    My colleague and I sit down at a table in a small restaurant by the banks of the Zambezi River. It is dusk, and clouds ofAnophelesmosquitoes are rising from adjacent wetlands. The insects are hungry and resolutely questing in our direction. Malaria is rife here in Caprivi, a panhandlelike province of Namibia wedged along the borders of Angola, Zambia, and Botswana. It is a disease I’ve contracted once before, and I don’t care to renew my acquaintance. The waitress, as though divining my unease, places a burning insecticidal punk under our table and hands us menus. I anticipate...

  19. CHAPTER 15 Not a Primary Issue of Concern
    (pp. 180-189)

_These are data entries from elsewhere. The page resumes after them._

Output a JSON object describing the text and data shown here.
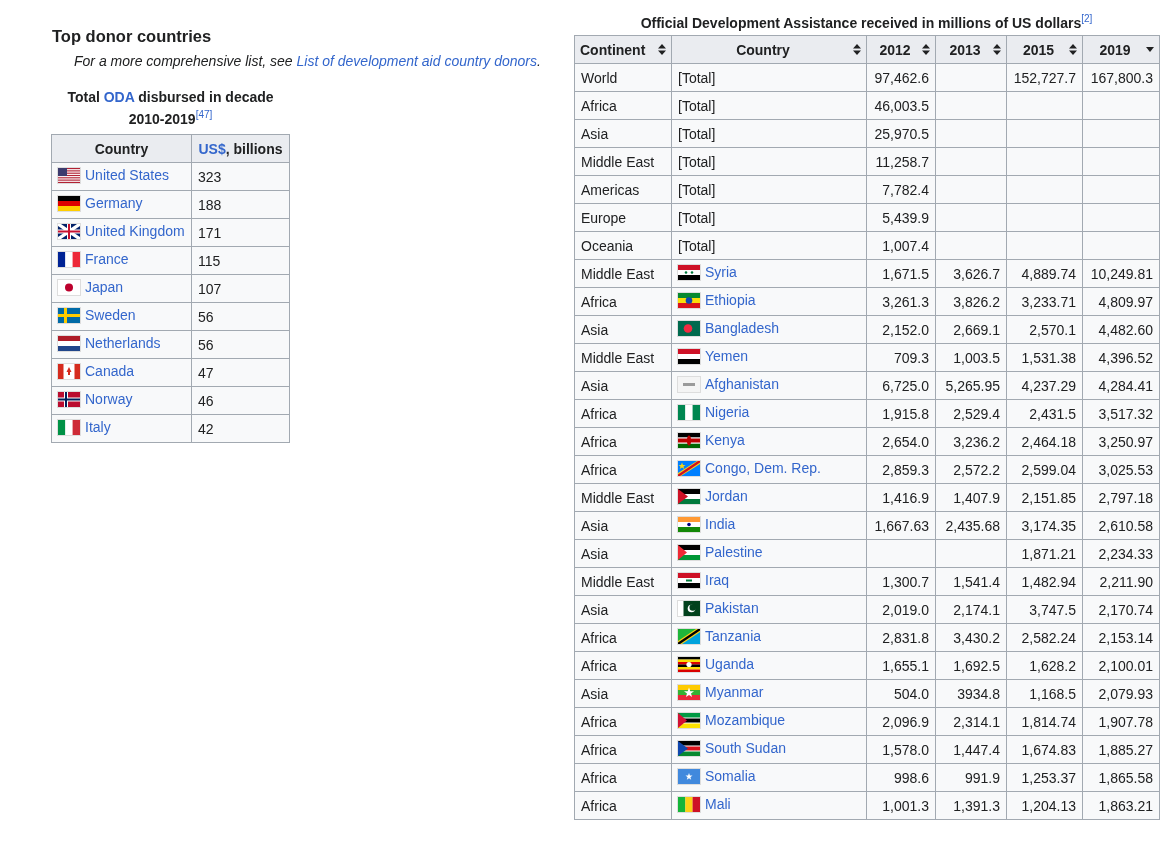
{
  "donors": {
    "heading": "Top donor countries",
    "hatnote": {
      "text": "For a more comprehensive list, see ",
      "link": "List of development aid country donors",
      "end": "."
    },
    "caption": {
      "before": "Total ",
      "link": "ODA",
      "after": " disbursed in decade 2010-2019",
      "ref": "[47]"
    },
    "columns": [
      {
        "text": "Country"
      },
      {
        "link": "US$",
        "text": ", billions"
      }
    ],
    "rows": [
      {
        "country": "United States",
        "kind": "us",
        "value": "323"
      },
      {
        "country": "Germany",
        "kind": "de",
        "value": "188"
      },
      {
        "country": "United Kingdom",
        "kind": "gb",
        "value": "171"
      },
      {
        "country": "France",
        "kind": "fr",
        "value": "115"
      },
      {
        "country": "Japan",
        "kind": "jp",
        "value": "107"
      },
      {
        "country": "Sweden",
        "kind": "se",
        "value": "56"
      },
      {
        "country": "Netherlands",
        "kind": "nl",
        "value": "56"
      },
      {
        "country": "Canada",
        "kind": "ca",
        "value": "47"
      },
      {
        "country": "Norway",
        "kind": "no",
        "value": "46"
      },
      {
        "country": "Italy",
        "kind": "it",
        "value": "42"
      }
    ]
  },
  "oda": {
    "title": "Official Development Assistance received in millions of US dollars",
    "ref": "[2]",
    "columns": [
      {
        "label": "Continent",
        "sorted": false
      },
      {
        "label": "Country",
        "sorted": false
      },
      {
        "label": "2012",
        "sorted": false
      },
      {
        "label": "2013",
        "sorted": false
      },
      {
        "label": "2015",
        "sorted": false
      },
      {
        "label": "2019",
        "sorted": true
      }
    ],
    "rows": [
      {
        "continent": "World",
        "country": "[Total]",
        "v2012": "97,462.6",
        "v2015": "152,727.7",
        "v2019": "167,800.3"
      },
      {
        "continent": "Africa",
        "country": "[Total]",
        "v2012": "46,003.5"
      },
      {
        "continent": "Asia",
        "country": "[Total]",
        "v2012": "25,970.5"
      },
      {
        "continent": "Middle East",
        "country": "[Total]",
        "v2012": "11,258.7"
      },
      {
        "continent": "Americas",
        "country": "[Total]",
        "v2012": "7,782.4"
      },
      {
        "continent": "Europe",
        "country": "[Total]",
        "v2012": "5,439.9"
      },
      {
        "continent": "Oceania",
        "country": "[Total]",
        "v2012": "1,007.4"
      },
      {
        "continent": "Middle East",
        "country": "Syria",
        "kind": "sy",
        "v2012": "1,671.5",
        "v2013": "3,626.7",
        "v2015": "4,889.74",
        "v2019": "10,249.81"
      },
      {
        "continent": "Africa",
        "country": "Ethiopia",
        "kind": "et",
        "v2012": "3,261.3",
        "v2013": "3,826.2",
        "v2015": "3,233.71",
        "v2019": "4,809.97"
      },
      {
        "continent": "Asia",
        "country": "Bangladesh",
        "kind": "bd",
        "v2012": "2,152.0",
        "v2013": "2,669.1",
        "v2015": "2,570.1",
        "v2019": "4,482.60"
      },
      {
        "continent": "Middle East",
        "country": "Yemen",
        "kind": "ye",
        "v2012": "709.3",
        "v2013": "1,003.5",
        "v2015": "1,531.38",
        "v2019": "4,396.52"
      },
      {
        "continent": "Asia",
        "country": "Afghanistan",
        "kind": "af",
        "v2012": "6,725.0",
        "v2013": "5,265.95",
        "v2015": "4,237.29",
        "v2019": "4,284.41"
      },
      {
        "continent": "Africa",
        "country": "Nigeria",
        "kind": "ng",
        "v2012": "1,915.8",
        "v2013": "2,529.4",
        "v2015": "2,431.5",
        "v2019": "3,517.32"
      },
      {
        "continent": "Africa",
        "country": "Kenya",
        "kind": "ke",
        "v2012": "2,654.0",
        "v2013": "3,236.2",
        "v2015": "2,464.18",
        "v2019": "3,250.97"
      },
      {
        "continent": "Africa",
        "country": "Congo, Dem. Rep.",
        "kind": "cd",
        "v2012": "2,859.3",
        "v2013": "2,572.2",
        "v2015": "2,599.04",
        "v2019": "3,025.53"
      },
      {
        "continent": "Middle East",
        "country": "Jordan",
        "kind": "jo",
        "v2012": "1,416.9",
        "v2013": "1,407.9",
        "v2015": "2,151.85",
        "v2019": "2,797.18"
      },
      {
        "continent": "Asia",
        "country": "India",
        "kind": "in",
        "v2012": "1,667.63",
        "v2013": "2,435.68",
        "v2015": "3,174.35",
        "v2019": "2,610.58"
      },
      {
        "continent": "Asia",
        "country": "Palestine",
        "kind": "ps",
        "v2015": "1,871.21",
        "v2019": "2,234.33"
      },
      {
        "continent": "Middle East",
        "country": "Iraq",
        "kind": "iq",
        "v2012": "1,300.7",
        "v2013": "1,541.4",
        "v2015": "1,482.94",
        "v2019": "2,211.90"
      },
      {
        "continent": "Asia",
        "country": "Pakistan",
        "kind": "pk",
        "v2012": "2,019.0",
        "v2013": "2,174.1",
        "v2015": "3,747.5",
        "v2019": "2,170.74"
      },
      {
        "continent": "Africa",
        "country": "Tanzania",
        "kind": "tz",
        "v2012": "2,831.8",
        "v2013": "3,430.2",
        "v2015": "2,582.24",
        "v2019": "2,153.14"
      },
      {
        "continent": "Africa",
        "country": "Uganda",
        "kind": "ug",
        "v2012": "1,655.1",
        "v2013": "1,692.5",
        "v2015": "1,628.2",
        "v2019": "2,100.01"
      },
      {
        "continent": "Asia",
        "country": "Myanmar",
        "kind": "mm",
        "v2012": "504.0",
        "v2013": "3934.8",
        "v2015": "1,168.5",
        "v2019": "2,079.93"
      },
      {
        "continent": "Africa",
        "country": "Mozambique",
        "kind": "mz",
        "v2012": "2,096.9",
        "v2013": "2,314.1",
        "v2015": "1,814.74",
        "v2019": "1,907.78"
      },
      {
        "continent": "Africa",
        "country": "South Sudan",
        "kind": "ss",
        "v2012": "1,578.0",
        "v2013": "1,447.4",
        "v2015": "1,674.83",
        "v2019": "1,885.27"
      },
      {
        "continent": "Africa",
        "country": "Somalia",
        "kind": "so",
        "v2012": "998.6",
        "v2013": "991.9",
        "v2015": "1,253.37",
        "v2019": "1,865.58"
      },
      {
        "continent": "Africa",
        "country": "Mali",
        "kind": "ml",
        "v2012": "1,001.3",
        "v2013": "1,391.3",
        "v2015": "1,204.13",
        "v2019": "1,863.21"
      }
    ]
  }
}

    Alayne Cotterill, the chief field researcher for the Laikipia Predator Project, wants me to meet somebody: her landlord. “He’s an incredibly nice guy,” she says, as we pull off the main road to a gated driveway. “And a terrific farmer—he really knows what he’s doing. We don’t always agree on everything, but I have a great deal of respect for him.” Stout, electrified fencing surrounds the property, proof against both elephants and Cape buffalo.

    Cotterill and her boyfriend, conservation economist Josep Oriol, rent a small house on Mogwooni Ranch, a sixteen-thousand-acre tract owned by Jackie Kenyon and his family....

  20. CHAPTER 16 Hard Choices
    (pp. 190-202)

    Arizona State University in Tempe reminds me of the East African interior in one sense: the heat. It is an extreme heat and an extremely dry heat. As I venture out on the campus, I feel myself wilting like a tender green sprout. The air seems to suck greedily at the pores of my skin, and I feel like red-hot rivets are being driven into my skull by the cruel sun. Still, I’ve experienced such heat before, from the California desert to the border of Kenya’s Northern Frontier District, and I know I’ll acclimate. Certainly, everyone else I see here...

  21. CHAPTER 17 The Nation on a Plate
    (pp. 203-213)

    Radio is a lively affair in Nairobi, a medium that provides a good measure of the national mood. Kenyans have strong and disparate opinions, and they are more than willing to share them in venues where they feel secure and comfortable; these, unfortunately, are few.

    Though a nominal democracy, the government is heavy-handed in its attempts to silence critics. In 2006, masked thugs raided the newsroom of Kenya’s oldest newspaper, theStandard,and the offices of the Kenya Television Network. Several days earlier, the paper and station had run stories on secret meetings between President Mwai Kibaki and his arch...

  22. CHAPTER 18 Topsoil and Condoms
    (pp. 214-224)

    Sometimes the white-hot disputes between animal rights advocates and traditional conservationists— between people who consider every wild animal’s life sacred and those who feel it may be necessary to kill some game in order to preserve functioning ecosystems—seem ridiculous, lunatic even, comparable to fighting over the number of angels that can dance on the head of a pin. I was struck with such a sense of the absurd while looking at a World Bank graph on Kenya’s population growth.

    The line was clean and almost straight, rising at an initial angle of perhaps 20 degrees in 1960, when the...

  23. CHAPTER 19 Summing Up in Diani
    (pp. 225-236)

    Field research is difficult in Kenya with its particular physical and emotional demands. For me, this especially applies to extended sojourns in Nairobi. Getting around the rural areas of the country can be grueling, even dangerous, but the effort is counterbalanced by the inspiration I always find in the East African landscape and sky. It is the cities—Nairobi in particular—that wring me out like a dishrag.

    At one point toward the end of my research, I was required to stay in Nairobi for more than a week. It was a particularly frustrating period, coming at the end of...

  24. Recommended Reading
    (pp. 237-240)
  25. Acknowledgments
    (pp. 241-242)
  26. Index
    (pp. 243-254)
  27. Back Matter
    (pp. 255-255)